In New York’s Priciest ZIP, Converted Lofts and Glitzy Condos Command Multimillion-Dollar Price Tags
Old meets new in 10013, which is home to the city’s most expensive residential real estate

Playing Mantis
Catering to Tribeca’s family-friendly atmosphere, this children’s shop was founded by Imelda McCain in 2006. It sells handmade toys and playthings from around the world made from wood and recycled materials.

The priciest New York City residential real estate as ranked by median listing price is in downtown Manhattan’s 10013 ZIP Code, according to (News Corp, owner of The Wall Street Journal, also operates under license from the National Association of Realtors.) While the 0.55 square mile ZIP Code covers several neighborhoods—it touches parts of SoHo and Chinatown and encompasses Little Italy—it’s largely synonymous with Tribeca, located on the city’s west side along the Hudson River. Tribeca, characterized by cobblestone streets, is known for its old industrial buildings that have been converted into large, hip residential lofts that can accommodate growing families. The enclave’s appeal rests not only in its mellow neighborhood vibe but also in its access to waterfront living, green spaces and great schools in the area.

The population of the 10013 ZIP Code is 29,563, according to census data.

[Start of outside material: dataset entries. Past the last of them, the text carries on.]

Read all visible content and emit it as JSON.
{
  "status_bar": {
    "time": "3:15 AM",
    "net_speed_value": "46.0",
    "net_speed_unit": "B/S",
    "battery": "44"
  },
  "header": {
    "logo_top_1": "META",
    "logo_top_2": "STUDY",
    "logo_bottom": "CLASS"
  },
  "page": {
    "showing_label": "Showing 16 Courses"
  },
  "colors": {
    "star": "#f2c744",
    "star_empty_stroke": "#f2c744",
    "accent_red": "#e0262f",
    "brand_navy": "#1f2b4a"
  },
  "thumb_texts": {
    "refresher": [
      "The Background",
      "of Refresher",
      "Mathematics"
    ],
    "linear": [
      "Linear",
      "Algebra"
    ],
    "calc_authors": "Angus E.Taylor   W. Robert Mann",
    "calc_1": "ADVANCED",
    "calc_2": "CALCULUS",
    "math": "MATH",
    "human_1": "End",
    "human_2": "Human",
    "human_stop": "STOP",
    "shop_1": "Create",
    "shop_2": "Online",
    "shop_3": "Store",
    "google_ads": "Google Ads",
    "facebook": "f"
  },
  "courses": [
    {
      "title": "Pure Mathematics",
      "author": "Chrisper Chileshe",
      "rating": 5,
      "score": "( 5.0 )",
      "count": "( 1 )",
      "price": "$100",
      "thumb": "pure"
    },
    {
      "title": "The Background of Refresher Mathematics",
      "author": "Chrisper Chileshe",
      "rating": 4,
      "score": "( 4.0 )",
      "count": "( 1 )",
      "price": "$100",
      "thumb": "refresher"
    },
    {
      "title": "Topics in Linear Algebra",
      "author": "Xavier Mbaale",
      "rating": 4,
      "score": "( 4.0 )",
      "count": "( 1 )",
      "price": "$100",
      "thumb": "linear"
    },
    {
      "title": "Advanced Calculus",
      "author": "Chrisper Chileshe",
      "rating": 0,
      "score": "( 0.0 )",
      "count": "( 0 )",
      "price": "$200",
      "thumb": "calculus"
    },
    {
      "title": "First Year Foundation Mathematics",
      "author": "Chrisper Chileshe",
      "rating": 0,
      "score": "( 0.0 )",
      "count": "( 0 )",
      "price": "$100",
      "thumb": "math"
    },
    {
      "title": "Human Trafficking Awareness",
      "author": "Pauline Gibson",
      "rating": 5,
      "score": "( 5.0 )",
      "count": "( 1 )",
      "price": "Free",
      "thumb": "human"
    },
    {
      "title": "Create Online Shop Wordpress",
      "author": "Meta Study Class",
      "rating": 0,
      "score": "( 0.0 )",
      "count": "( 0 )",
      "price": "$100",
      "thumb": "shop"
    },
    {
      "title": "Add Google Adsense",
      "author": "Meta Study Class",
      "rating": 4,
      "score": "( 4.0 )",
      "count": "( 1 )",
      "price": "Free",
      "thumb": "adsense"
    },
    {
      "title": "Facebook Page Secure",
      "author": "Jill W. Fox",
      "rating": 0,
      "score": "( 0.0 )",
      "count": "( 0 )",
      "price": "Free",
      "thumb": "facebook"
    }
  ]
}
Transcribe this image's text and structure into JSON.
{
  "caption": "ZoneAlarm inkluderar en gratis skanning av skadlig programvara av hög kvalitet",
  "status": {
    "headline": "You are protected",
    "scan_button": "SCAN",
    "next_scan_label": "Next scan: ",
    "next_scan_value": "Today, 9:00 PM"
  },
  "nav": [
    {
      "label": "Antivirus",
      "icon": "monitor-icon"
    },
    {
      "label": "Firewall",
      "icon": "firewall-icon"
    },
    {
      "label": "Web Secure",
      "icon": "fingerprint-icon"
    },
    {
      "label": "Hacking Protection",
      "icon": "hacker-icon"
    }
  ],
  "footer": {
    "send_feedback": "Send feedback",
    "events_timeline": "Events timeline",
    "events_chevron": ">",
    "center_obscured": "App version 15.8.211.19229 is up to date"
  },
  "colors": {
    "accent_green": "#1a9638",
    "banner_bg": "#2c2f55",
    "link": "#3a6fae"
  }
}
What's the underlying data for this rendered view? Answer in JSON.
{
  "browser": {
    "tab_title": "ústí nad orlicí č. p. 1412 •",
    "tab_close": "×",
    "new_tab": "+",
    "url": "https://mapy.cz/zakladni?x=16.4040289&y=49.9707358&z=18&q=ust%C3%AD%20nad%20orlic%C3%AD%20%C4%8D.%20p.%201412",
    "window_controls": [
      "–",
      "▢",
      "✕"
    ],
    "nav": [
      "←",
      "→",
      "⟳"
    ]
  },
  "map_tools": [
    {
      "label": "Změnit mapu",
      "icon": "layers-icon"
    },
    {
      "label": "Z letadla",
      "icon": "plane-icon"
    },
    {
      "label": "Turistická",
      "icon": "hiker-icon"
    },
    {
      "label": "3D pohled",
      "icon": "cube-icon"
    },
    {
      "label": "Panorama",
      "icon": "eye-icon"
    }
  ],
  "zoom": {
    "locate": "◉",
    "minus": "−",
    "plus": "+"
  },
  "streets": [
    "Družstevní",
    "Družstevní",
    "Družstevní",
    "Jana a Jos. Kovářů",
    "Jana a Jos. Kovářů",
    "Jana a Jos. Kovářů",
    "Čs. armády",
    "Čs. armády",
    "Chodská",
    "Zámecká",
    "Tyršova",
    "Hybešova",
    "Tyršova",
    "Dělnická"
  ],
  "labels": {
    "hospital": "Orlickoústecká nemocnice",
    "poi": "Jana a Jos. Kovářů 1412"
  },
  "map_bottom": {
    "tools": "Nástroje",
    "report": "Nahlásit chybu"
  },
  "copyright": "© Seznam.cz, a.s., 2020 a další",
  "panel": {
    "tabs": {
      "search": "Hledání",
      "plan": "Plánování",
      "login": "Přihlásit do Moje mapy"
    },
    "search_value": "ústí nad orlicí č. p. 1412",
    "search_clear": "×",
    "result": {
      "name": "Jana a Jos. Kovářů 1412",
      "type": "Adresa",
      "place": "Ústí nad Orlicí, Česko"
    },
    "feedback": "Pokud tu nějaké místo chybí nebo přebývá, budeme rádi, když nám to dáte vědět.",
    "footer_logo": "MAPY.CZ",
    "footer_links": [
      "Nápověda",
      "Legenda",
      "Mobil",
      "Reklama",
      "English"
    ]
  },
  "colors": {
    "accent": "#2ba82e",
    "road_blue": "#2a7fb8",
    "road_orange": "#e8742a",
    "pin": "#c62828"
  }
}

Advice for the buyer
Many Tribeca buildings have architectural significance and feature original elements such as cast iron columns, wood beams and distressed hardwood floors. “Take these elements and throw in high-end appliances and marble kitchens and bathrooms, and you get the best of all worlds,” says Danny Davis, a real-estate agent in Corcoran’s SoHo office. Mr. Davis notes that while 10013 is known for its warehouse conversions with ample square footage, the ZIP Code also has fully amenitized high-rises such as 56 Leonard, designed by internationally recognized architecture firm Herzog & de Meuron.